## The problem
Please output every entry below precisely as written.

## Dataset entries
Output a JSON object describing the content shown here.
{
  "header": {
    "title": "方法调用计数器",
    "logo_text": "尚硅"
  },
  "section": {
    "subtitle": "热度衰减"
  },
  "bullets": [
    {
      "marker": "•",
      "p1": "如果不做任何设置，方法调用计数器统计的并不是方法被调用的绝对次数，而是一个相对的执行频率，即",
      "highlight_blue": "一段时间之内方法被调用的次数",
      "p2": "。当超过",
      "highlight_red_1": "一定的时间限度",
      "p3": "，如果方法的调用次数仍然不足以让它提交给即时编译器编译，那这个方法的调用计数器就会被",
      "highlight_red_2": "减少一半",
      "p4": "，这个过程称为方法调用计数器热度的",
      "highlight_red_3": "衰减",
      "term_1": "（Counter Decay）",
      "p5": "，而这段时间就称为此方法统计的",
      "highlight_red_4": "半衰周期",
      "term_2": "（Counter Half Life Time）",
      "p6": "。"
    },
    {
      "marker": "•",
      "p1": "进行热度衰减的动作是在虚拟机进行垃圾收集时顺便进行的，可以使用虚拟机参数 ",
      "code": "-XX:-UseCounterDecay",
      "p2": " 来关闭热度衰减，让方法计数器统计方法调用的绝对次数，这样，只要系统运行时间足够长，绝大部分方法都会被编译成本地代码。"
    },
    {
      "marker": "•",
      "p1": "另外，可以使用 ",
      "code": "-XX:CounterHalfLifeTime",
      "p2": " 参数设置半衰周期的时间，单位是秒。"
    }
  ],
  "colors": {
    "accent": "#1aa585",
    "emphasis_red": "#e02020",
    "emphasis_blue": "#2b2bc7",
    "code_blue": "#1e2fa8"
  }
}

## Response
Output a JSON object describing the content shown here.
{
  "header": {
    "title": "方法调用计数器",
    "logo_text": "尚硅"
  },
  "section": {
    "subtitle": "热度衰减"
  },
  "bullets": [
    {
      "marker": "•",
      "p1": "如果不做任何设置，方法调用计数器统计的并不是方法被调用的绝对次数，而是一个相对的执行频率，即",
      "highlight_blue": "一段时间之内方法被调用的次数",
      "p2": "。当超过",
      "highlight_red_1": "一定的时间限度",
      "p3": "，如果方法的调用次数仍然不足以让它提交给即时编译器编译，那这个方法的调用计数器就会被",
      "highlight_red_2": "减少一半",
      "p4": "，这个过程称为方法调用计数器热度的",
      "highlight_red_3": "衰减",
      "term_1": "（Counter Decay）",
      "p5": "，而这段时间就称为此方法统计的",
      "highlight_red_4": "半衰周期",
      "term_2": "（Counter Half Life Time）",
      "p6": "。"
    },
    {
      "marker": "•",
      "p1": "进行热度衰减的动作是在虚拟机进行垃圾收集时顺便进行的，可以使用虚拟机参数 ",
      "code": "-XX:-UseCounterDecay",
      "p2": " 来关闭热度衰减，让方法计数器统计方法调用的绝对次数，这样，只要系统运行时间足够长，绝大部分方法都会被编译成本地代码。"
    },
    {
      "marker": "•",
      "p1": "另外，可以使用 ",
      "code": "-XX:CounterHalfLifeTime",
      "p2": " 参数设置半衰周期的时间，单位是秒。"
    }
  ],
  "colors": {
    "accent": "#1aa585",
    "emphasis_red": "#e02020",
    "emphasis_blue": "#2b2bc7",
    "code_blue": "#1e2fa8"
  }
}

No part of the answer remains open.